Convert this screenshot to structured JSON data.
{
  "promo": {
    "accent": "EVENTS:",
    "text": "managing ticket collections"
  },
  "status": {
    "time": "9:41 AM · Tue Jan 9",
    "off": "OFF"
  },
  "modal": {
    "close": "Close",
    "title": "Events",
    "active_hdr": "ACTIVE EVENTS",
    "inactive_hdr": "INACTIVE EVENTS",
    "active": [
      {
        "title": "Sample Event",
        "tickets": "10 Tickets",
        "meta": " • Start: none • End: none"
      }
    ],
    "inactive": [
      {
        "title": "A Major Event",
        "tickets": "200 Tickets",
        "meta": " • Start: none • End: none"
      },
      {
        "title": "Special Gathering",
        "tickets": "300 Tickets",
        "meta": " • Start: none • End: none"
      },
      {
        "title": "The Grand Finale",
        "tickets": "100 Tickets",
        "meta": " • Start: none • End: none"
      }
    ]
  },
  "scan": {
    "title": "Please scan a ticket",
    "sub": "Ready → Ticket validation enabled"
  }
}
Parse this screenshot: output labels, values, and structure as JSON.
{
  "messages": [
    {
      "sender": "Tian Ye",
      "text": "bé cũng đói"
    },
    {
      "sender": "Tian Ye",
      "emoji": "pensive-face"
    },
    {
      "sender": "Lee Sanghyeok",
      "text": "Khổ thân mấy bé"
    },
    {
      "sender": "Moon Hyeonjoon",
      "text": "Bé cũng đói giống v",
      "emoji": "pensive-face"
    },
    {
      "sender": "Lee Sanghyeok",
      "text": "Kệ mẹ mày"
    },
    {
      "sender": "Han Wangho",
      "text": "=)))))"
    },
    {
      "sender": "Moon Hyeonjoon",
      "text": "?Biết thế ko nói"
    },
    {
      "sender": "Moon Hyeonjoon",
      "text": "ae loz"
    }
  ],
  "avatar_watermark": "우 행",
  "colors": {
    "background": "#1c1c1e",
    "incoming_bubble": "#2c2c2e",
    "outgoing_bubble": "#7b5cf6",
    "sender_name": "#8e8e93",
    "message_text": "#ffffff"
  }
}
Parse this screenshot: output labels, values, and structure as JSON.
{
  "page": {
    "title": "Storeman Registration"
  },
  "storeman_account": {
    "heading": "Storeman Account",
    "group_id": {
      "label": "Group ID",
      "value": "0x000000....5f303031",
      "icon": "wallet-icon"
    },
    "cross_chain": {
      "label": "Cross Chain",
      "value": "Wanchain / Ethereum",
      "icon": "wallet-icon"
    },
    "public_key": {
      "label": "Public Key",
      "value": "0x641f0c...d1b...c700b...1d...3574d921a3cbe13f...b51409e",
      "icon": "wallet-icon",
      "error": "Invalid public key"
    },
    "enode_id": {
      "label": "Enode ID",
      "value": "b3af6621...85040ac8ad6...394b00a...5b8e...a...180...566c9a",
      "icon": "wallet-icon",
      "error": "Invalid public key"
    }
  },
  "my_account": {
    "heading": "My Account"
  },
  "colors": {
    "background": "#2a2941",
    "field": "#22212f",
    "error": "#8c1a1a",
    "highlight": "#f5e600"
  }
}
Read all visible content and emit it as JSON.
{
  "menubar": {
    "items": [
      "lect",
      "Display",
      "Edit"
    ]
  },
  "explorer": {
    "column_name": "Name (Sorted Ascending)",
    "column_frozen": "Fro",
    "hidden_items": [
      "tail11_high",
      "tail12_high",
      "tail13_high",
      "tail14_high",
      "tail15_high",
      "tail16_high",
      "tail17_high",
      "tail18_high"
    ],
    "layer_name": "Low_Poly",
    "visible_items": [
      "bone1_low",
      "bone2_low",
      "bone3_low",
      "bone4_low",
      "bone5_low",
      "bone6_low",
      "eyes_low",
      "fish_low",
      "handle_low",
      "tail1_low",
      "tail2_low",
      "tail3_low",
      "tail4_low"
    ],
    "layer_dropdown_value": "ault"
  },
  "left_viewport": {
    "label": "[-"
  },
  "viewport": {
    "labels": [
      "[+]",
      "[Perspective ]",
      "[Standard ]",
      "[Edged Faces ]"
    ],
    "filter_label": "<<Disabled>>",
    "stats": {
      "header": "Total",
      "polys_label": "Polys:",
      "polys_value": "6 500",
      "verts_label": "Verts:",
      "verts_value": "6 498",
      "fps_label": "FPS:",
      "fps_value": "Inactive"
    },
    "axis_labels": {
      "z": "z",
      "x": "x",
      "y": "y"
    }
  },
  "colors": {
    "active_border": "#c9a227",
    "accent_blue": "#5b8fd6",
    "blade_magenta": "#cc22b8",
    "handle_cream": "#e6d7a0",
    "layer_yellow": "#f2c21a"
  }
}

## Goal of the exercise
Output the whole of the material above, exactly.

## Written response
Convert this screenshot to structured JSON data.
{
  "promo": {
    "accent": "EVENTS:",
    "text": "managing ticket collections"
  },
  "status": {
    "time": "9:41 AM · Tue Jan 9",
    "off": "OFF"
  },
  "modal": {
    "close": "Close",
    "title": "Events",
    "active_hdr": "ACTIVE EVENTS",
    "inactive_hdr": "INACTIVE EVENTS",
    "active": [
      {
        "title": "Sample Event",
        "tickets": "10 Tickets",
        "meta": " • Start: none • End: none"
      }
    ],
    "inactive": [
      {
        "title": "A Major Event",
        "tickets": "200 Tickets",
        "meta": " • Start: none • End: none"
      },
      {
        "title": "Special Gathering",
        "tickets": "300 Tickets",
        "meta": " • Start: none • End: none"
      },
      {
        "title": "The Grand Finale",
        "tickets": "100 Tickets",
        "meta": " • Start: none • End: none"
      }
    ]
  },
  "scan": {
    "title": "Please scan a ticket",
    "sub": "Ready → Ticket validation enabled"
  }
}
Parse this screenshot: output labels, values, and structure as JSON.
{
  "messages": [
    {
      "sender": "Tian Ye",
      "text": "bé cũng đói"
    },
    {
      "sender": "Tian Ye",
      "emoji": "pensive-face"
    },
    {
      "sender": "Lee Sanghyeok",
      "text": "Khổ thân mấy bé"
    },
    {
      "sender": "Moon Hyeonjoon",
      "text": "Bé cũng đói giống v",
      "emoji": "pensive-face"
    },
    {
      "sender": "Lee Sanghyeok",
      "text": "Kệ mẹ mày"
    },
    {
      "sender": "Han Wangho",
      "text": "=)))))"
    },
    {
      "sender": "Moon Hyeonjoon",
      "text": "?Biết thế ko nói"
    },
    {
      "sender": "Moon Hyeonjoon",
      "text": "ae loz"
    }
  ],
  "avatar_watermark": "우 행",
  "colors": {
    "background": "#1c1c1e",
    "incoming_bubble": "#2c2c2e",
    "outgoing_bubble": "#7b5cf6",
    "sender_name": "#8e8e93",
    "message_text": "#ffffff"
  }
}
Parse this screenshot: output labels, values, and structure as JSON.
{
  "page": {
    "title": "Storeman Registration"
  },
  "storeman_account": {
    "heading": "Storeman Account",
    "group_id": {
      "label": "Group ID",
      "value": "0x000000....5f303031",
      "icon": "wallet-icon"
    },
    "cross_chain": {
      "label": "Cross Chain",
      "value": "Wanchain / Ethereum",
      "icon": "wallet-icon"
    },
    "public_key": {
      "label": "Public Key",
      "value": "0x641f0c...d1b...c700b...1d...3574d921a3cbe13f...b51409e",
      "icon": "wallet-icon",
      "error": "Invalid public key"
    },
    "enode_id": {
      "label": "Enode ID",
      "value": "b3af6621...85040ac8ad6...394b00a...5b8e...a...180...566c9a",
      "icon": "wallet-icon",
      "error": "Invalid public key"
    }
  },
  "my_account": {
    "heading": "My Account"
  },
  "colors": {
    "background": "#2a2941",
    "field": "#22212f",
    "error": "#8c1a1a",
    "highlight": "#f5e600"
  }
}
Read all visible content and emit it as JSON.
{
  "menubar": {
    "items": [
      "lect",
      "Display",
      "Edit"
    ]
  },
  "explorer": {
    "column_name": "Name (Sorted Ascending)",
    "column_frozen": "Fro",
    "hidden_items": [
      "tail11_high",
      "tail12_high",
      "tail13_high",
      "tail14_high",
      "tail15_high",
      "tail16_high",
      "tail17_high",
      "tail18_high"
    ],
    "layer_name": "Low_Poly",
    "visible_items": [
      "bone1_low",
      "bone2_low",
      "bone3_low",
      "bone4_low",
      "bone5_low",
      "bone6_low",
      "eyes_low",
      "fish_low",
      "handle_low",
      "tail1_low",
      "tail2_low",
      "tail3_low",
      "tail4_low"
    ],
    "layer_dropdown_value": "ault"
  },
  "left_viewport": {
    "label": "[-"
  },
  "viewport": {
    "labels": [
      "[+]",
      "[Perspective ]",
      "[Standard ]",
      "[Edged Faces ]"
    ],
    "filter_label": "<<Disabled>>",
    "stats": {
      "header": "Total",
      "polys_label": "Polys:",
      "polys_value": "6 500",
      "verts_label": "Verts:",
      "verts_value": "6 498",
      "fps_label": "FPS:",
      "fps_value": "Inactive"
    },
    "axis_labels": {
      "z": "z",
      "x": "x",
      "y": "y"
    }
  },
  "colors": {
    "active_border": "#c9a227",
    "accent_blue": "#5b8fd6",
    "blade_magenta": "#cc22b8",
    "handle_cream": "#e6d7a0",
    "layer_yellow": "#f2c21a"
  }
}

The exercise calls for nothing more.